Data for the task
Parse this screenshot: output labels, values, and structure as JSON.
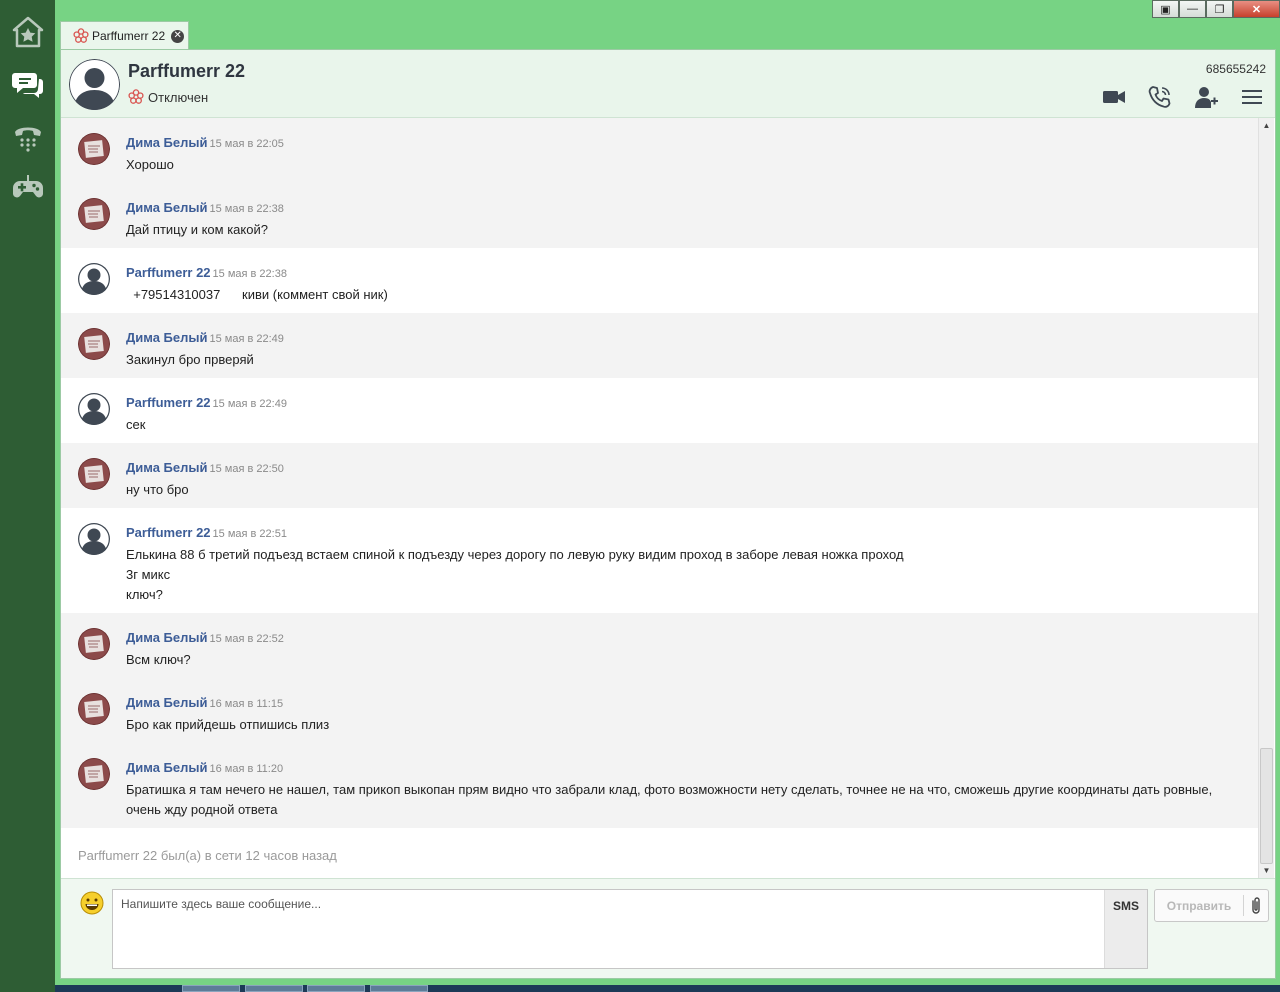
{
  "window": {
    "tab_label": "Parffumerr 22",
    "tab_close_glyph": "✕",
    "controls": [
      "▣",
      "—",
      "❐",
      "✕"
    ]
  },
  "sidebar": {
    "items": [
      {
        "name": "home-icon"
      },
      {
        "name": "chat-icon"
      },
      {
        "name": "phone-icon"
      },
      {
        "name": "gamepad-icon"
      }
    ]
  },
  "header": {
    "name": "Parffumerr 22",
    "status": "Отключен",
    "id": "685655242"
  },
  "messages": [
    {
      "author": "Дима Белый",
      "time": "15 мая в 22:05",
      "lines": [
        "Хорошо"
      ],
      "avatar": "dima"
    },
    {
      "author": "Дима Белый",
      "time": "15 мая в 22:38",
      "lines": [
        "Дай птицу и ком какой?"
      ],
      "avatar": "dima"
    },
    {
      "author": "Parffumerr 22",
      "time": "15 мая в 22:38",
      "lines": [
        "  +79514310037      киви (коммент свой ник)"
      ],
      "avatar": "user"
    },
    {
      "author": "Дима Белый",
      "time": "15 мая в 22:49",
      "lines": [
        "Закинул бро прверяй"
      ],
      "avatar": "dima"
    },
    {
      "author": "Parffumerr 22",
      "time": "15 мая в 22:49",
      "lines": [
        "сек"
      ],
      "avatar": "user"
    },
    {
      "author": "Дима Белый",
      "time": "15 мая в 22:50",
      "lines": [
        "ну что бро"
      ],
      "avatar": "dima"
    },
    {
      "author": "Parffumerr 22",
      "time": "15 мая в 22:51",
      "lines": [
        "Елькина 88 б третий подъезд встаем спиной к подъезду через дорогу по левую руку видим проход в заборе левая ножка проход",
        "3г микс",
        "ключ?"
      ],
      "avatar": "user"
    },
    {
      "author": "Дима Белый",
      "time": "15 мая в 22:52",
      "lines": [
        "Всм ключ?"
      ],
      "avatar": "dima"
    },
    {
      "author": "Дима Белый",
      "time": "16 мая в 11:15",
      "lines": [
        "Бро как прийдешь отпишись плиз"
      ],
      "avatar": "dima"
    },
    {
      "author": "Дима Белый",
      "time": "16 мая в 11:20",
      "lines": [
        "Братишка я там нечего не нашел, там прикоп выкопан прям видно что забрали клад, фото возможности нету сделать, точнее не на что, сможешь другие координаты дать ровные, очень жду родной ответа"
      ],
      "avatar": "dima"
    }
  ],
  "last_seen": "Parffumerr 22 был(а) в сети 12 часов назад",
  "composer": {
    "placeholder": "Напишите здесь ваше сообщение...",
    "sms_label": "SMS",
    "send_label": "Отправить"
  },
  "scrollbar": {
    "position_fraction": 1.0
  },
  "colors": {
    "window_bg": "#77d384",
    "sidebar_bg": "#2e5d34",
    "author": "#3d5d97",
    "header_bg": "#e9f5eb"
  }
}
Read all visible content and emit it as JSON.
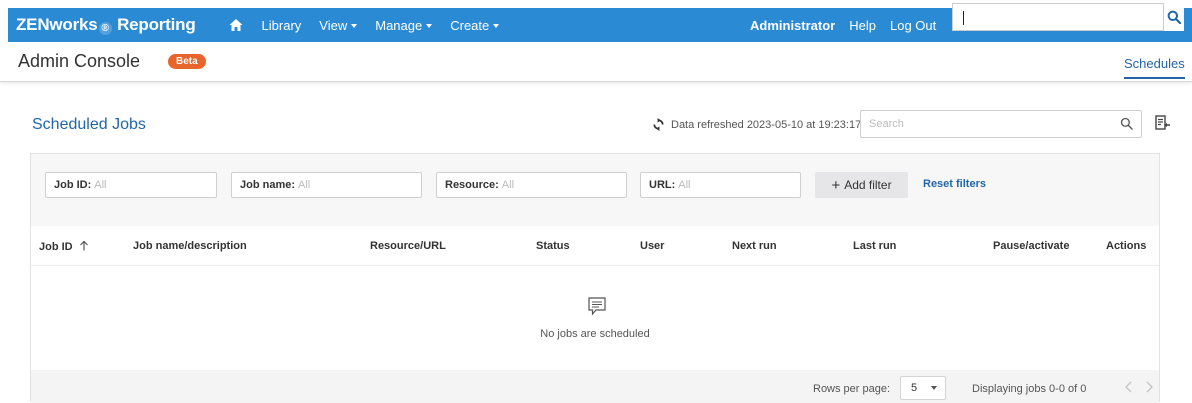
{
  "topbar": {
    "brand_prefix": "ZENworks",
    "brand_reg": "®",
    "brand_suffix": " Reporting",
    "nav": [
      {
        "label": "Library",
        "dropdown": false
      },
      {
        "label": "View",
        "dropdown": true
      },
      {
        "label": "Manage",
        "dropdown": true
      },
      {
        "label": "Create",
        "dropdown": true
      }
    ],
    "user": "Administrator",
    "help": "Help",
    "logout": "Log Out",
    "search_value": ""
  },
  "header": {
    "title": "Admin Console",
    "badge": "Beta",
    "tab": "Schedules"
  },
  "section": {
    "title": "Scheduled Jobs",
    "refresh_text": "Data refreshed 2023-05-10 at 19:23:17",
    "search_placeholder": "Search"
  },
  "filters": [
    {
      "label": "Job ID:",
      "value": "All"
    },
    {
      "label": "Job name:",
      "value": "All"
    },
    {
      "label": "Resource:",
      "value": "All"
    },
    {
      "label": "URL:",
      "value": "All"
    }
  ],
  "add_filter": "Add filter",
  "reset_filters": "Reset filters",
  "table": {
    "columns": [
      "Job ID",
      "Job name/description",
      "Resource/URL",
      "Status",
      "User",
      "Next run",
      "Last run",
      "Pause/activate",
      "Actions"
    ],
    "sort_column": "Job ID",
    "sort_direction": "ascending",
    "empty_text": "No jobs are scheduled"
  },
  "footer": {
    "rows_label": "Rows per page:",
    "rows_value": "5",
    "display_text": "Displaying jobs 0-0 of 0"
  },
  "colors": {
    "topbar": "#2a8ad4",
    "link": "#2366a8",
    "badge": "#e8652c"
  },
  "icons": [
    "home-icon",
    "search-icon",
    "refresh-icon",
    "export-icon",
    "sort-up-icon",
    "comment-icon",
    "chevron-left-icon",
    "chevron-right-icon"
  ]
}
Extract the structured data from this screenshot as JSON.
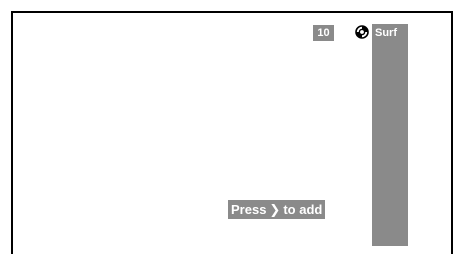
{
  "track": {
    "number": "10"
  },
  "surf_panel": {
    "label": "Surf",
    "icon": "disc-icon"
  },
  "hint": {
    "before": "Press",
    "arrow": "❯",
    "after": "to add"
  },
  "colors": {
    "panel": "#8a8a8a",
    "background": "#ffffff",
    "frame": "#000000",
    "text": "#ffffff"
  }
}
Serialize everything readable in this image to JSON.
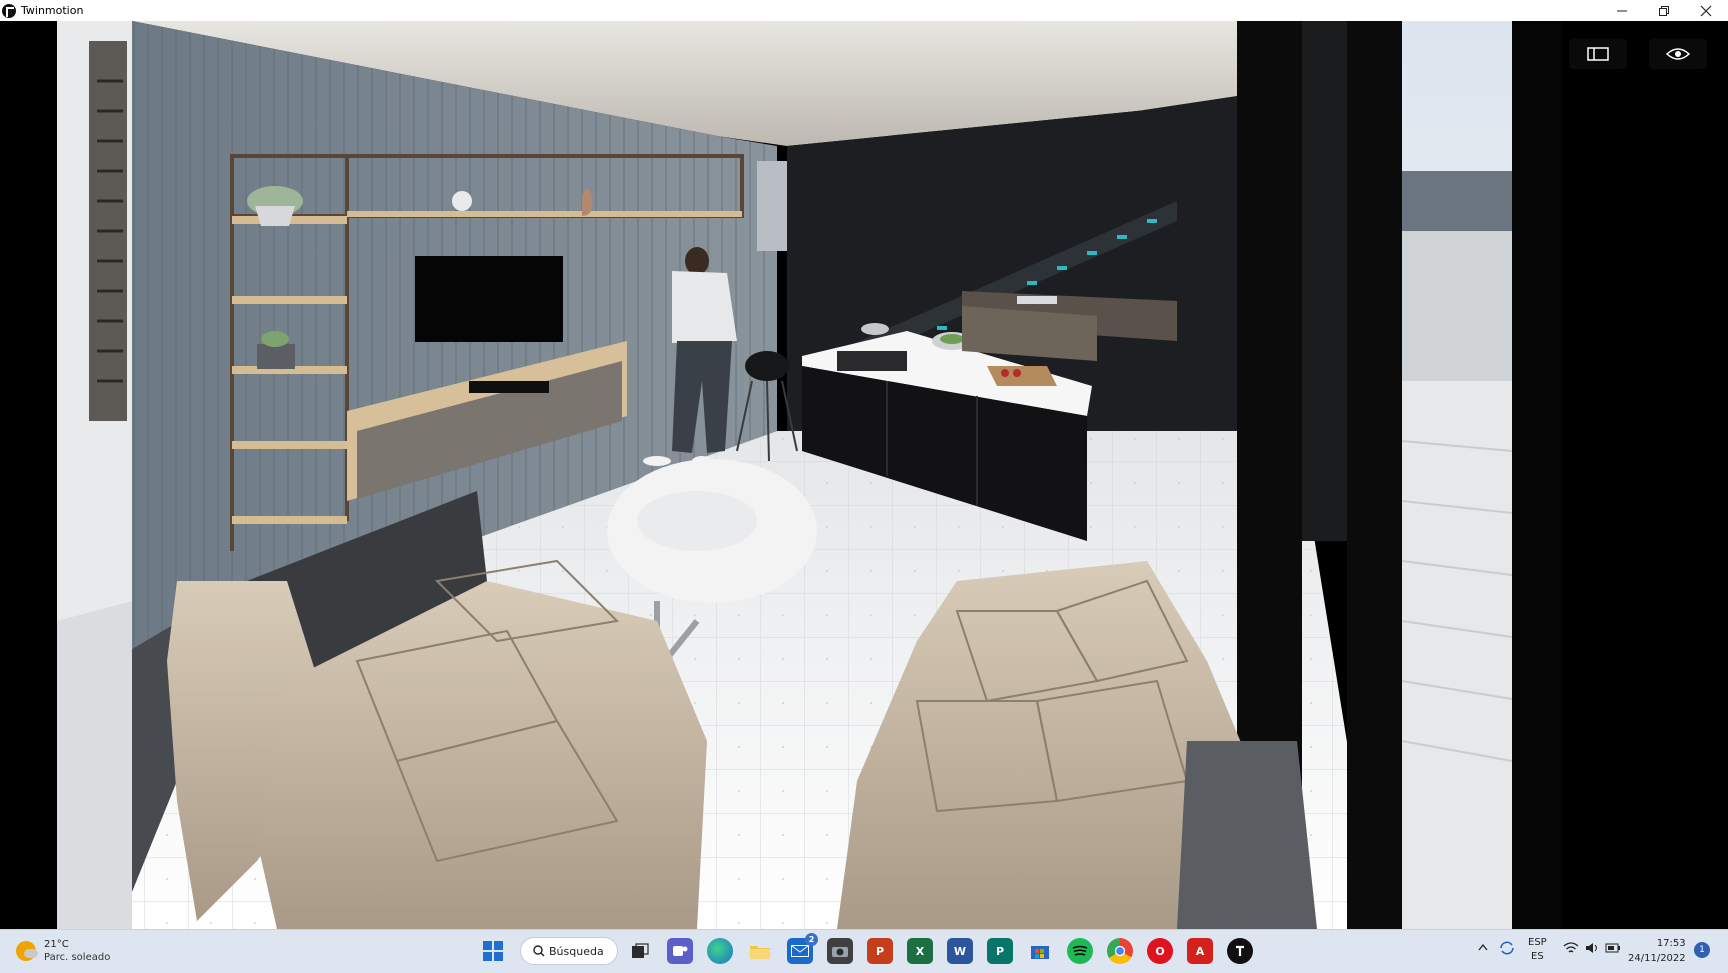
{
  "window": {
    "title": "Twinmotion"
  },
  "viewport": {
    "buttons": [
      {
        "name": "panel-toggle",
        "icon": "panel-icon"
      },
      {
        "name": "view-toggle",
        "icon": "eye-icon"
      }
    ]
  },
  "taskbar": {
    "weather": {
      "temp": "21°C",
      "desc": "Parc. soleado"
    },
    "search_label": "Búsqueda",
    "apps": [
      {
        "name": "start",
        "icon": "windows-icon"
      },
      {
        "name": "task-view",
        "icon": "task-view-icon"
      },
      {
        "name": "teams",
        "icon": "teams-icon"
      },
      {
        "name": "edge",
        "icon": "edge-icon"
      },
      {
        "name": "file-explorer",
        "icon": "folder-icon"
      },
      {
        "name": "mail",
        "icon": "mail-icon",
        "badge": "2"
      },
      {
        "name": "camera",
        "icon": "camera-icon"
      },
      {
        "name": "powerpoint",
        "icon": "powerpoint-icon",
        "letter": "P"
      },
      {
        "name": "excel",
        "icon": "excel-icon",
        "letter": "X"
      },
      {
        "name": "word",
        "icon": "word-icon",
        "letter": "W"
      },
      {
        "name": "publisher",
        "icon": "publisher-icon",
        "letter": "P"
      },
      {
        "name": "store",
        "icon": "store-icon"
      },
      {
        "name": "spotify",
        "icon": "spotify-icon"
      },
      {
        "name": "chrome",
        "icon": "chrome-icon"
      },
      {
        "name": "opera",
        "icon": "opera-icon",
        "letter": "O"
      },
      {
        "name": "acrobat",
        "icon": "acrobat-icon",
        "letter": "A"
      },
      {
        "name": "twinmotion",
        "icon": "twinmotion-icon"
      }
    ],
    "tray": {
      "lang_top": "ESP",
      "lang_bottom": "ES"
    },
    "clock": {
      "time": "17:53",
      "date": "24/11/2022"
    },
    "notifications": "1"
  }
}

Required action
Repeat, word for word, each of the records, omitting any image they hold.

Exercise output
Parse this screenshot: output labels, values, and structure as JSON.
{
  "window": {
    "tab_label": "Parffumerr 22",
    "tab_close_glyph": "✕",
    "controls": [
      "▣",
      "—",
      "❐",
      "✕"
    ]
  },
  "sidebar": {
    "items": [
      {
        "name": "home-icon"
      },
      {
        "name": "chat-icon"
      },
      {
        "name": "phone-icon"
      },
      {
        "name": "gamepad-icon"
      }
    ]
  },
  "header": {
    "name": "Parffumerr 22",
    "status": "Отключен",
    "id": "685655242"
  },
  "messages": [
    {
      "author": "Дима Белый",
      "time": "15 мая в 22:05",
      "lines": [
        "Хорошо"
      ],
      "avatar": "dima"
    },
    {
      "author": "Дима Белый",
      "time": "15 мая в 22:38",
      "lines": [
        "Дай птицу и ком какой?"
      ],
      "avatar": "dima"
    },
    {
      "author": "Parffumerr 22",
      "time": "15 мая в 22:38",
      "lines": [
        "  +79514310037      киви (коммент свой ник)"
      ],
      "avatar": "user"
    },
    {
      "author": "Дима Белый",
      "time": "15 мая в 22:49",
      "lines": [
        "Закинул бро прверяй"
      ],
      "avatar": "dima"
    },
    {
      "author": "Parffumerr 22",
      "time": "15 мая в 22:49",
      "lines": [
        "сек"
      ],
      "avatar": "user"
    },
    {
      "author": "Дима Белый",
      "time": "15 мая в 22:50",
      "lines": [
        "ну что бро"
      ],
      "avatar": "dima"
    },
    {
      "author": "Parffumerr 22",
      "time": "15 мая в 22:51",
      "lines": [
        "Елькина 88 б третий подъезд встаем спиной к подъезду через дорогу по левую руку видим проход в заборе левая ножка проход",
        "3г микс",
        "ключ?"
      ],
      "avatar": "user"
    },
    {
      "author": "Дима Белый",
      "time": "15 мая в 22:52",
      "lines": [
        "Всм ключ?"
      ],
      "avatar": "dima"
    },
    {
      "author": "Дима Белый",
      "time": "16 мая в 11:15",
      "lines": [
        "Бро как прийдешь отпишись плиз"
      ],
      "avatar": "dima"
    },
    {
      "author": "Дима Белый",
      "time": "16 мая в 11:20",
      "lines": [
        "Братишка я там нечего не нашел, там прикоп выкопан прям видно что забрали клад, фото возможности нету сделать, точнее не на что, сможешь другие координаты дать ровные, очень жду родной ответа"
      ],
      "avatar": "dima"
    }
  ],
  "last_seen": "Parffumerr 22 был(а) в сети 12 часов назад",
  "composer": {
    "placeholder": "Напишите здесь ваше сообщение...",
    "sms_label": "SMS",
    "send_label": "Отправить"
  },
  "scrollbar": {
    "position_fraction": 1.0
  },
  "colors": {
    "window_bg": "#77d384",
    "sidebar_bg": "#2e5d34",
    "author": "#3d5d97",
    "header_bg": "#e9f5eb"
  }
}
Read all visible content and emit it as JSON.
{
  "topbar": {
    "brand_prefix": "ZENworks",
    "brand_reg": "®",
    "brand_suffix": " Reporting",
    "nav": [
      {
        "label": "Library",
        "dropdown": false
      },
      {
        "label": "View",
        "dropdown": true
      },
      {
        "label": "Manage",
        "dropdown": true
      },
      {
        "label": "Create",
        "dropdown": true
      }
    ],
    "user": "Administrator",
    "help": "Help",
    "logout": "Log Out",
    "search_value": ""
  },
  "header": {
    "title": "Admin Console",
    "badge": "Beta",
    "tab": "Schedules"
  },
  "section": {
    "title": "Scheduled Jobs",
    "refresh_text": "Data refreshed 2023-05-10 at 19:23:17",
    "search_placeholder": "Search"
  },
  "filters": [
    {
      "label": "Job ID:",
      "value": "All"
    },
    {
      "label": "Job name:",
      "value": "All"
    },
    {
      "label": "Resource:",
      "value": "All"
    },
    {
      "label": "URL:",
      "value": "All"
    }
  ],
  "add_filter": "Add filter",
  "reset_filters": "Reset filters",
  "table": {
    "columns": [
      "Job ID",
      "Job name/description",
      "Resource/URL",
      "Status",
      "User",
      "Next run",
      "Last run",
      "Pause/activate",
      "Actions"
    ],
    "sort_column": "Job ID",
    "sort_direction": "ascending",
    "empty_text": "No jobs are scheduled"
  },
  "footer": {
    "rows_label": "Rows per page:",
    "rows_value": "5",
    "display_text": "Displaying jobs 0-0 of 0"
  },
  "colors": {
    "topbar": "#2a8ad4",
    "link": "#2366a8",
    "badge": "#e8652c"
  },
  "icons": [
    "home-icon",
    "search-icon",
    "refresh-icon",
    "export-icon",
    "sort-up-icon",
    "comment-icon",
    "chevron-left-icon",
    "chevron-right-icon"
  ]
}
Extract the structured data from this screenshot as JSON.
{
  "track": {
    "number": "10"
  },
  "surf_panel": {
    "label": "Surf",
    "icon": "disc-icon"
  },
  "hint": {
    "before": "Press",
    "arrow": "❯",
    "after": "to add"
  },
  "colors": {
    "panel": "#8a8a8a",
    "background": "#ffffff",
    "frame": "#000000",
    "text": "#ffffff"
  }
}
Serialize everything readable in this image to JSON.
{
  "window": {
    "title": "Twinmotion"
  },
  "viewport": {
    "buttons": [
      {
        "name": "panel-toggle",
        "icon": "panel-icon"
      },
      {
        "name": "view-toggle",
        "icon": "eye-icon"
      }
    ]
  },
  "taskbar": {
    "weather": {
      "temp": "21°C",
      "desc": "Parc. soleado"
    },
    "search_label": "Búsqueda",
    "apps": [
      {
        "name": "start",
        "icon": "windows-icon"
      },
      {
        "name": "task-view",
        "icon": "task-view-icon"
      },
      {
        "name": "teams",
        "icon": "teams-icon"
      },
      {
        "name": "edge",
        "icon": "edge-icon"
      },
      {
        "name": "file-explorer",
        "icon": "folder-icon"
      },
      {
        "name": "mail",
        "icon": "mail-icon",
        "badge": "2"
      },
      {
        "name": "camera",
        "icon": "camera-icon"
      },
      {
        "name": "powerpoint",
        "icon": "powerpoint-icon",
        "letter": "P"
      },
      {
        "name": "excel",
        "icon": "excel-icon",
        "letter": "X"
      },
      {
        "name": "word",
        "icon": "word-icon",
        "letter": "W"
      },
      {
        "name": "publisher",
        "icon": "publisher-icon",
        "letter": "P"
      },
      {
        "name": "store",
        "icon": "store-icon"
      },
      {
        "name": "spotify",
        "icon": "spotify-icon"
      },
      {
        "name": "chrome",
        "icon": "chrome-icon"
      },
      {
        "name": "opera",
        "icon": "opera-icon",
        "letter": "O"
      },
      {
        "name": "acrobat",
        "icon": "acrobat-icon",
        "letter": "A"
      },
      {
        "name": "twinmotion",
        "icon": "twinmotion-icon"
      }
    ],
    "tray": {
      "lang_top": "ESP",
      "lang_bottom": "ES"
    },
    "clock": {
      "time": "17:53",
      "date": "24/11/2022"
    },
    "notifications": "1"
  }
}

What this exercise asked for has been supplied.